The above preview is unformatted text

This student written piece of work is one of many that can be found in our GCSE Narrative section.

Found what you're looking for?

  • Start learning 29% faster today
  • 150,000+ documents available
  • Just £6.99 a month

Not the one? Search for your essay title...
  • Join over 1.2 million students every month
  • Accelerate your learning by 29%
  • Unlimited access from just £6.99 per month

See related essaysSee related essays

Related GCSE Narrative essays

  1. Discuss the way in which 'Neighbours' by Tim Winton and 'Stolen Car' by Archie ...

    This setting introduces the character to be out of place with the cities surroundings of industrialisation. 'But the Tree and he are the same, out of place in this brick and bitumen world.'. After receiving a lift the scene is moved to the entering of the city.

  2. Literary Linguistics and Critical Appreciation - Stylistic analysis of a fragment from novel and ...

    We have all the elements of a sentence, but the writer wants to preserve it as a headline, thus not using the punctuation mark, full stop. The advantage of using sentences when writing headlines is that the author is thus able to express a complete thought, without any place for interpretation.

  1. Discuss The Representation Of Britishness In Two Or Three Media Texts

    Elite People were shown in the article as they are seen all over the world. A lot of Negativity was shown within the article. This does not often happen in the newspaper and the audience will surely want to know how it started and what shall be done about it, which would lead to Continuity.

  2. Free essay

    To what extent is the ownership of the media of any significance to audiences?

    If a person was to read a pro-conservative, anti-labour newspaper, their views would become bias towards the conservative party, because they are just reading prejudice opinions about the labour party. This is significant to the audience because it would be unfair for news to be reported only if it fit in with a certain propaganda grouping for example.

  1. How might Marshall McLuhan's theory of hot and cold media be used to explain ...

    He examined cars, comparing them to Gothic cathedrals, due to their uses over and above their basic functions. Cars carry status and tell a lot about the person who owns them (Barthes 1973). Such meanings can also easily be drawn from mobile phones.

  2. ICT AQA 2006-2008 Problem 1, Theme Park

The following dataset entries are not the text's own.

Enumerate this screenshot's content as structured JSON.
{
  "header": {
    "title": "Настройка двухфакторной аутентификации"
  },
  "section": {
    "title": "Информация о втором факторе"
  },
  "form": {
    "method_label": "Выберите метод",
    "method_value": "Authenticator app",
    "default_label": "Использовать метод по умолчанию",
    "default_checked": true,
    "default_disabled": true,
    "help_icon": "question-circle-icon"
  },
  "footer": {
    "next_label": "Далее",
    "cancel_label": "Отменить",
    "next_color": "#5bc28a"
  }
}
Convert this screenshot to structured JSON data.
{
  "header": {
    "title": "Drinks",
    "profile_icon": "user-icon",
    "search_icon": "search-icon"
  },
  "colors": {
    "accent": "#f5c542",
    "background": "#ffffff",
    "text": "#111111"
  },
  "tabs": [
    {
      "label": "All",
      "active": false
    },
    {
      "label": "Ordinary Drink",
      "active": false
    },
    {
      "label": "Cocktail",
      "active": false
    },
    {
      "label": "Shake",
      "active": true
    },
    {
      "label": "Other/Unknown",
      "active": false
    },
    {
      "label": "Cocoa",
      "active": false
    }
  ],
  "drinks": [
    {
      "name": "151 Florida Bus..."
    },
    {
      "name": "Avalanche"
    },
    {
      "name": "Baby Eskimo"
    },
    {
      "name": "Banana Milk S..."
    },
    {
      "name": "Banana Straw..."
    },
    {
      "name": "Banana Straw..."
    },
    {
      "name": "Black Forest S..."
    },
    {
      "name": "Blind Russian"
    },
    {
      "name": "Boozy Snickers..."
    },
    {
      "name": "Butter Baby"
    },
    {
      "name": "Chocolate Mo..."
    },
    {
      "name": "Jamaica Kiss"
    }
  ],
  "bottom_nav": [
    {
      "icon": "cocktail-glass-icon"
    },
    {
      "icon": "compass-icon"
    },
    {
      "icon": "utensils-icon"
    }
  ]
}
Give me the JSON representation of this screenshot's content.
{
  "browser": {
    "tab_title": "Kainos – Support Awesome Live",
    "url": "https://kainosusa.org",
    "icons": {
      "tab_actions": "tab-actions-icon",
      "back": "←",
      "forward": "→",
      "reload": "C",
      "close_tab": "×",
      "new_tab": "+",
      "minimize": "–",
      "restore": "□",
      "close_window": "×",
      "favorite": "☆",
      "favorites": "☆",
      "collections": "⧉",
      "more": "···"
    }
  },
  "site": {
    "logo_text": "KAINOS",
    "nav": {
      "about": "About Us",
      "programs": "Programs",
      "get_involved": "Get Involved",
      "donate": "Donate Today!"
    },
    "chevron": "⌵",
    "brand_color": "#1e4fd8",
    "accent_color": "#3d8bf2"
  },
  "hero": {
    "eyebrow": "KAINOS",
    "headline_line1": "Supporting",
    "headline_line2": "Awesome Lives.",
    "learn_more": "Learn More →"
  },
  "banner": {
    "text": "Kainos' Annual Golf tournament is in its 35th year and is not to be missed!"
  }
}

    Evaluation of Hand Drawn Plan 1 Again like the previous evaluation of the first page I will be describing and explaining all the details to make sure there is the right amount of accurate detail. In this page of evaluating there is not much to complete, as there is not as much data to put onto the presentation page.

  1. Evolution of 'new' media.

    Hence, if a news story breaks after the paper has been printed, readers are required to wait a full week to get its take on the matter. In the case of a reader missing a week's edition of the newspaper, they will find much difficulty in trying to retrieve it.

  2. Assess the claim that media texts reproduce racist ideologies.

    I also wanted to analyse the syntactic form of sentences and overall organisation of the article in relation to racism. The analysis of dominant and other ideologies within mass media "needs to pay sufficient attention to the content and structure of texts and crucially the meaning of texts have for audiences."

  • Over 160,000 pieces
    of student written work
  • Annotated by
    experienced teachers
  • Ideas and feedback to
    improve your own work